“The Darkest Corners”
Abuses of Involuntary Psychiatric Commitment in China
Every year, hundreds of thousands of people are detained against their will in China’s psychiatric hospitals because they have or are alleged to have, psychosocial disabilities. The involuntary commitment and forced medical treatment of such persons is a violation of the Convention on the Rights of Persons with Disabilities.
CHRD’s report, “The Darkest Corners”: Abuses of Involuntary Psychiatric Commitment in China, details the grim conditions and human rights abuses faced by these individuals. Patients brought to the hospital are denied of the right to make decisions regarding their own fate, including admission, discharge and treatment. Forced medical treatment, violence and mistreatment occur frequently. Hospitals restrict or prevent patients from communicating with the outside world, including with their family members and legal counsel. Patients are not entitled to independent reviews upon admission or during their time in psychiatric hospitals. Even when they do manage to sue hospitals or the party that committed them, courts are generally unwilling to accept their cases or their validity as a plaintiff, or to rule against hospitals and the persons who brought them there. There is no law in China specifically dedicated to protecting the rights of those with psychosocial disabilities. Although the Chinese government released a draft Mental Health Law for public comment in October 2011, the draft appears to codify the current system which authorizes disability-based detention.

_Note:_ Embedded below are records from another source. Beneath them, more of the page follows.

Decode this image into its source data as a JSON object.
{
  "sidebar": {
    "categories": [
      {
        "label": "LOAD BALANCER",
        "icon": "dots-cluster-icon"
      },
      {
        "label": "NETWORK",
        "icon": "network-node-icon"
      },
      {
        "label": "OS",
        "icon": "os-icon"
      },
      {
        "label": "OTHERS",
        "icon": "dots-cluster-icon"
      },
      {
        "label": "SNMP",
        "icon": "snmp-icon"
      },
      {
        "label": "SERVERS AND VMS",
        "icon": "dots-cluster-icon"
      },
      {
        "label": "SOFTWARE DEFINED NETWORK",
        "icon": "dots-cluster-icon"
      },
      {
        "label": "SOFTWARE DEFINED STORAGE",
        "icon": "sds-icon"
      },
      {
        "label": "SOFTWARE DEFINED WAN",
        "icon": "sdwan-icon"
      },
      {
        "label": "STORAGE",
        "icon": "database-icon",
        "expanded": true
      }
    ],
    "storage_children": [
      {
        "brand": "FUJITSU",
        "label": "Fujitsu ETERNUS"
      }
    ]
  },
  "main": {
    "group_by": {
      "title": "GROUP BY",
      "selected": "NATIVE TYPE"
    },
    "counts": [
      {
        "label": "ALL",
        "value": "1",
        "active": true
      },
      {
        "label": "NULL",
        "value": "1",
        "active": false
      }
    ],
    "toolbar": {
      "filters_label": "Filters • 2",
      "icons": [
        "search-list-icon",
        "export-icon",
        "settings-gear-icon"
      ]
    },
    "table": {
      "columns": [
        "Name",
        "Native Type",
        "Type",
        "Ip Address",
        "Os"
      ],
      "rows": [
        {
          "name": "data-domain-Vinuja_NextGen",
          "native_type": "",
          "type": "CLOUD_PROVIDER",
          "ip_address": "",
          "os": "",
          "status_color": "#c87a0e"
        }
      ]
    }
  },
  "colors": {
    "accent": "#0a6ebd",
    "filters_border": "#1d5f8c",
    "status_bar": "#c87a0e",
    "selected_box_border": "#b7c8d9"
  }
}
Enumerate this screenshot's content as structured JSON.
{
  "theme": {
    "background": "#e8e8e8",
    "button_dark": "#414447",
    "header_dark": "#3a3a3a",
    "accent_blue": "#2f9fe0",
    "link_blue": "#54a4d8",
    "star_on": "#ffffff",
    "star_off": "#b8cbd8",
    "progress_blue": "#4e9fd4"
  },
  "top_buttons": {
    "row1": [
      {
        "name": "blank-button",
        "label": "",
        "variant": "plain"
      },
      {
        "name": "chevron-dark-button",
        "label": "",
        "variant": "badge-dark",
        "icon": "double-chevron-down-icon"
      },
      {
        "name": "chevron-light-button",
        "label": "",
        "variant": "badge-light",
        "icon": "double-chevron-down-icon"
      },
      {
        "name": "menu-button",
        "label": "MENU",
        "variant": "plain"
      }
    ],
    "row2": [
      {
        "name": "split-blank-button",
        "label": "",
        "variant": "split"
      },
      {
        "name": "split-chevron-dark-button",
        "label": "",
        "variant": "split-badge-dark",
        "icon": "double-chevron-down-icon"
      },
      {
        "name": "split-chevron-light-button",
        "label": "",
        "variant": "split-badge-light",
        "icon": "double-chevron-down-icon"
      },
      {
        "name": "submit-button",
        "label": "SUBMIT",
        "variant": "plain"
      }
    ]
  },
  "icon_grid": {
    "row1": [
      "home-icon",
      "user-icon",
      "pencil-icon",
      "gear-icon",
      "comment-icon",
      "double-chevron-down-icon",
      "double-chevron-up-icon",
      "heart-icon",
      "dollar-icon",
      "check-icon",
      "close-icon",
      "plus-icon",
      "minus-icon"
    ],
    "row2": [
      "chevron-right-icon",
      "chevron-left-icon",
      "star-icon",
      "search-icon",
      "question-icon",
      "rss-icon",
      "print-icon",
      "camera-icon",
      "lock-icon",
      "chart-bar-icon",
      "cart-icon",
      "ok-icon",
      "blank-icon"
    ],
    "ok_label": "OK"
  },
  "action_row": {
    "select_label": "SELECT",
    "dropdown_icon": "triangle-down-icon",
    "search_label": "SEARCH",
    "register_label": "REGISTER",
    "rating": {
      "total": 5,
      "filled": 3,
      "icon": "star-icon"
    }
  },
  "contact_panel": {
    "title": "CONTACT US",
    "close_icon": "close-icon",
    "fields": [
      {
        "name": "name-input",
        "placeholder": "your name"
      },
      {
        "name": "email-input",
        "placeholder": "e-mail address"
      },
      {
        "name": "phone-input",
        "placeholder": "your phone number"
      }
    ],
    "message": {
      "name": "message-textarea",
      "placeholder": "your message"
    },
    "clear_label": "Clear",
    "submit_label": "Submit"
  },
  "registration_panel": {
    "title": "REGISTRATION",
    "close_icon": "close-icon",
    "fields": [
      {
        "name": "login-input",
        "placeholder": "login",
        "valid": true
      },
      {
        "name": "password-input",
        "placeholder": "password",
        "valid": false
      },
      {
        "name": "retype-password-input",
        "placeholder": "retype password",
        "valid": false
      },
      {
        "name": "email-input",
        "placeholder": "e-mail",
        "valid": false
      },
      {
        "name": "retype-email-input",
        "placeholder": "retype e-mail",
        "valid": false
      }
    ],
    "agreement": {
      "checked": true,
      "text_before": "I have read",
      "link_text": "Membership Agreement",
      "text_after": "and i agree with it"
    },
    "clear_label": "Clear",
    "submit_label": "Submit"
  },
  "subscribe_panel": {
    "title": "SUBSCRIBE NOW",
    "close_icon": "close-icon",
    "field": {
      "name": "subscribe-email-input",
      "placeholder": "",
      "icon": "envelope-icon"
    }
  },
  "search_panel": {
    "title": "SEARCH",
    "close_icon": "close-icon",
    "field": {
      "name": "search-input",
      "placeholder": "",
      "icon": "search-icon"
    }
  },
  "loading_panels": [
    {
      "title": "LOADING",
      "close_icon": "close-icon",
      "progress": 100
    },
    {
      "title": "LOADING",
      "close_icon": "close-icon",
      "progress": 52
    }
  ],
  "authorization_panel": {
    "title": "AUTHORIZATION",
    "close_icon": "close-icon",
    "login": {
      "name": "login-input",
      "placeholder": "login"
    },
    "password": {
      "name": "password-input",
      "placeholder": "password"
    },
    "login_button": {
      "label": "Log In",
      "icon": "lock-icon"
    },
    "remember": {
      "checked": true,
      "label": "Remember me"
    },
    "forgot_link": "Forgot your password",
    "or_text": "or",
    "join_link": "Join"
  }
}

Over 60 cases of individuals held in psychiatric hospitals in 22 provinces and municipalities are cited or were reviewed for this report, including 15 interviews conducted by CHRD and another Chinese NGO. CHRD calls on the Chinese government to take immediate steps, which include revisions of laws and proposed legislation, to abolish the involuntary commitment of people with psychosocial disabilities.